We went to the Louisville Salt Cave to relax… it worked

Let’s get right to one of the most frequently asked question about the Louisville Salt Cave, an alternative wellness center that claims its therapy has mental and physical health benefits: No, it’s not a natural cave. There are caves under Louisville, but this is a small, man-made cave inside of a strip mall, and it is packed with pink Himalayan salt. 

“There’s about five tons of it in this space, and it averages around 250 million years old,” owner Nicole Bartlett explained. 

When Louisville Salt Cave opened in 2015, Bartlett said, there were not many of these artificial caves in the United States to use as a model.
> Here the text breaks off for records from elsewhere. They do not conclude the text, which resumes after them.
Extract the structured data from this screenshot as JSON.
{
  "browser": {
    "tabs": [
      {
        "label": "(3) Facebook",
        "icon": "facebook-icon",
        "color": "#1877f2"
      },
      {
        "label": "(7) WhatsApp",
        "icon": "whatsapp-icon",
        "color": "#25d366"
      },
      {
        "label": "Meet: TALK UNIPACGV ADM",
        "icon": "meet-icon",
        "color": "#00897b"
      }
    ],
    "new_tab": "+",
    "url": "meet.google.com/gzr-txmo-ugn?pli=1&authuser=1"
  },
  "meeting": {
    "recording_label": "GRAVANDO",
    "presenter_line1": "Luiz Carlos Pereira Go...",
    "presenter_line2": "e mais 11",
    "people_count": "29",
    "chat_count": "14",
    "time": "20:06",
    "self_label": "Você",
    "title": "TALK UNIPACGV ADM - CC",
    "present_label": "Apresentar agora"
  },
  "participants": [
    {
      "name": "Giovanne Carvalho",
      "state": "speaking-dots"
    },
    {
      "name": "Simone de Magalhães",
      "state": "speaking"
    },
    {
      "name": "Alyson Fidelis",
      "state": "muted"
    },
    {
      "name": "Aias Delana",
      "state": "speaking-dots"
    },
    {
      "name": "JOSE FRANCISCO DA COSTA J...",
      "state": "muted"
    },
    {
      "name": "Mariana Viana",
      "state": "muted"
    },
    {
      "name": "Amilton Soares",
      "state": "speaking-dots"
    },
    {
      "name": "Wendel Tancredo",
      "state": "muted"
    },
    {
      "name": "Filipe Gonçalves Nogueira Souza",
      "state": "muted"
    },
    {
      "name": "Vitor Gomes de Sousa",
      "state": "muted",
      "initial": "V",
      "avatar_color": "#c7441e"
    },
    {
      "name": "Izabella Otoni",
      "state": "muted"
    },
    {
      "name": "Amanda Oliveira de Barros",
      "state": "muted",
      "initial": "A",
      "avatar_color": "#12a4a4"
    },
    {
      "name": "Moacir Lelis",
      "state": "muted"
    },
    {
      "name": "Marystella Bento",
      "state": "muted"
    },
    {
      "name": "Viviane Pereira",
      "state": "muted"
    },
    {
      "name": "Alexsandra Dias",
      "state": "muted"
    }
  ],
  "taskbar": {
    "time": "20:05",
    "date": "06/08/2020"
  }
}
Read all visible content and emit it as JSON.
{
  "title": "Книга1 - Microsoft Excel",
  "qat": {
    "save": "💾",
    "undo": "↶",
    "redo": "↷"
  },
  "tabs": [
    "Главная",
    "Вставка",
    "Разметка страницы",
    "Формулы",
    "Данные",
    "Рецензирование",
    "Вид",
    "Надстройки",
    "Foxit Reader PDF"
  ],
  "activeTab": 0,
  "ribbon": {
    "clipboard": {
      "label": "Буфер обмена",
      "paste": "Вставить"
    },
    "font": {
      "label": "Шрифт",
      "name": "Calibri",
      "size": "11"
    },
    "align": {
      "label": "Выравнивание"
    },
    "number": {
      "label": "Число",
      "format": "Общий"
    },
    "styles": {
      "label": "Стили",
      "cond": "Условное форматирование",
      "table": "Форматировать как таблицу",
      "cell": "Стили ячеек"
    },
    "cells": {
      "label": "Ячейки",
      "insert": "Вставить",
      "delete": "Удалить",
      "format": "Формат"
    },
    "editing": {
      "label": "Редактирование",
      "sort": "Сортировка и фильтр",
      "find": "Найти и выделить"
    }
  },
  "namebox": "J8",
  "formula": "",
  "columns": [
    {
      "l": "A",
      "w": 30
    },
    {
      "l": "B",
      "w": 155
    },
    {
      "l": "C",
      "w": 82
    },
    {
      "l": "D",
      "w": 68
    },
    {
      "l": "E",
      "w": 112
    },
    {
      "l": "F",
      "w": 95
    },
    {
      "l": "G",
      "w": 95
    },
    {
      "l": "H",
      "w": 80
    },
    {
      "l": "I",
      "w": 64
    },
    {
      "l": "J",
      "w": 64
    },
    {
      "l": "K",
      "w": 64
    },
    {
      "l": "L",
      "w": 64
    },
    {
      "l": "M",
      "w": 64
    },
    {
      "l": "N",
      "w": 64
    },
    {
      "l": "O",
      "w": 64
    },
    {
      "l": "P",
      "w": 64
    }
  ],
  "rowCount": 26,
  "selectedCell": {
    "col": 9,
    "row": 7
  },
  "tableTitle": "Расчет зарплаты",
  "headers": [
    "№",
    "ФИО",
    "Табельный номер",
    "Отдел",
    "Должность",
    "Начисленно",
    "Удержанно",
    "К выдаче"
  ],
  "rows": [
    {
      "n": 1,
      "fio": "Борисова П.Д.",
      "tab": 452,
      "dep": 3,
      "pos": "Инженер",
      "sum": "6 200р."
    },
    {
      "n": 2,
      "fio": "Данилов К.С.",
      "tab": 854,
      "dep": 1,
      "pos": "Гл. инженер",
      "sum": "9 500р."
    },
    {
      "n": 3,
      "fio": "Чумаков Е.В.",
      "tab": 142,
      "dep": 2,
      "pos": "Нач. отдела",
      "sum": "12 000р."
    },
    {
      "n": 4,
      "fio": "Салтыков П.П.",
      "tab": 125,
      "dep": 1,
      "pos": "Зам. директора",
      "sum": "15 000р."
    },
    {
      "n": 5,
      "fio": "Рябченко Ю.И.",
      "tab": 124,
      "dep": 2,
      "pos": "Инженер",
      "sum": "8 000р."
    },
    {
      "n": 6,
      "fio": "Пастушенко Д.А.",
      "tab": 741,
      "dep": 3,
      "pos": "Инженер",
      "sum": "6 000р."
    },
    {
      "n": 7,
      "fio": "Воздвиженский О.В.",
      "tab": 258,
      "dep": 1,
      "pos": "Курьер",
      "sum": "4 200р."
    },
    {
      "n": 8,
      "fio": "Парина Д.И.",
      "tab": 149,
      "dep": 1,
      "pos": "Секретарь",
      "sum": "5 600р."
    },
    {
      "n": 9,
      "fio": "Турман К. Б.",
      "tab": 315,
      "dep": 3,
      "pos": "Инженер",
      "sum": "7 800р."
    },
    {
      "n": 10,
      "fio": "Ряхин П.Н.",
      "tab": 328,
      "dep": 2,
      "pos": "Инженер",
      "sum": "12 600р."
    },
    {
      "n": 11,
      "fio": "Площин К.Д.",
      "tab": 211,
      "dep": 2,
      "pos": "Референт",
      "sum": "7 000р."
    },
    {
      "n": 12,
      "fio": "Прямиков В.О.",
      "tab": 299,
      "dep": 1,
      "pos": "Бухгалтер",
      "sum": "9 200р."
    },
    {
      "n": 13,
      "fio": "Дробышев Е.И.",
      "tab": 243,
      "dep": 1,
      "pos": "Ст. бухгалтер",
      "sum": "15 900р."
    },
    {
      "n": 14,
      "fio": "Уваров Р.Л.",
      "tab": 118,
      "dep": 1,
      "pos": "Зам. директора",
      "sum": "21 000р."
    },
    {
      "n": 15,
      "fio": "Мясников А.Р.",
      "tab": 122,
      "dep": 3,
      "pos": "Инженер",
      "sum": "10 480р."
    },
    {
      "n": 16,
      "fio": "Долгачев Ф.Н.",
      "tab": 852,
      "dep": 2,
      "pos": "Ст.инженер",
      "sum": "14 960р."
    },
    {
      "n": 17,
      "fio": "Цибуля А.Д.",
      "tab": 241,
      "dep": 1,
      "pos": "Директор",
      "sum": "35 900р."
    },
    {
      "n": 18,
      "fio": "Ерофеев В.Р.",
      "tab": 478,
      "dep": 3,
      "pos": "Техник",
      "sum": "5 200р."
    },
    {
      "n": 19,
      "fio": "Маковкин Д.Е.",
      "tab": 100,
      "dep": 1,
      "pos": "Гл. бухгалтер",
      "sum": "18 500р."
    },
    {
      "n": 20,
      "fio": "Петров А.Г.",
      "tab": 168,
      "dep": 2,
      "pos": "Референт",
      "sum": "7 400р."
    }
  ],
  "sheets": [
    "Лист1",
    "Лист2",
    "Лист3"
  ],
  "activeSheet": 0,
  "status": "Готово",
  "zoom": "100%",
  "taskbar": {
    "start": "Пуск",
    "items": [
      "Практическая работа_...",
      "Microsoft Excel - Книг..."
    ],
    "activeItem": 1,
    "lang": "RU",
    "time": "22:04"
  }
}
So, Bartlett found a cave builder out of Vermont to create what she wanted inside of the strip mall just east of the intersection Hurstbourne and Shelbyville roads.  

“There is a lot of sensitivities when working with salt in an enclosed environment that we weren’t aware of, so we relied on the person, who was an expert in it,” Bartlett said. 

Nicole Bartlett and Urith Smith.  |  Photo by Nik Vechery.

According to Louisville Salt Cave’s website, halotherapy, which uses salt, “eases symptoms and supports relief for those suffering from: respiratory issues, asthma, allergies, sinusitis, congestion, ear infections, skin disorders, eczema, psoriasis, acne, cystic fibrosis, depression, anxiety [and] sleep disorders.”

While some in the medical community feel that it’s pseudoscience, others say that halotherapy has positive health benefits.

“When fine salt particles are inhaled, they will fall on the airway linings and draw water into the airway, thinning the mucus and making it easier to raise, thus making people feel better,” Dr. Norman Edelman, senior scientific advisor to the American Lung Association, said in a piece on the Association’s website. “Also, these environments are allergen-free and thus good for people with allergies affecting their lungs.”

On a recent visit, I was greeted by Urith Smith, the “resident crystal guru,” and then by Bartlett. The sessions start on the hour every hour so just before 11 a.m. I was given a small tour of the cave. The entire cave, including the floor, is covered in salt. It’s a surreal experience to walk into for the first time and see a ceiling that is made of swirls and soft contours formed by the chunks of salt. The floor is thick layer of finer salt that absorbs your footsteps as you walk to your zero-gravity chair. Normally, the cave will have six zero-gravity chairs with blankets positioned inside the pink/orange room.

The retail space of the Louisville Salt Cave. | Photo by Nik Vechery.

As I sat in my chair in the dim, 68-degree room, several orbs were glowing in the walls, which I learned were to increase melatonin levels in the body to help relax. Right before the session began, Bartlett explained that machines were grinding salt into fine particles that you breathe in, which she said helps the detoxification process. She left the room, and I looked at the small lights hanging from the ceiling, before I closed my eyes and began the guided meditation. For about 30 minutes  of guided meditation, a voice guided me toward letting go of weights and pressures. I am admittedly a terrible student of meditation, but I focused on my breathing, making sure I took deep breaths  to absorb as much of the salt as possible. Once the voice was done with the guidance, I was told to open my eyes and to absorb my surroundings.This brought on sensations similar to a calmly rocking boat. 

Before visiting, my back was tight from working 12 hours the day before, and after my visit to the salt cave, it was not. I remember sitting up and feeling a pleasant, but foreign nothingness that I had not felt before. I suppose that is what being relaxed actually feels like. This feeling of calm lasted the rest of the day and into the next, but what was more defining of the experience was that as I am typing this article two weeks later, I feel more systemic changes. I have always been a terrible sleeper, and I have maintained a more consistent schedule the last two weeks. My allergies are almost nonexistent and my skin has definitely felt more healthy. I can’t say that it’s an end-all-be-all cure, but I can say that it’s definitely worth trying. 

The Louisville Salt Cave is located at 9800 Shelbyville Rd #200. The 45-minute sessions start at $35. Click here for more info.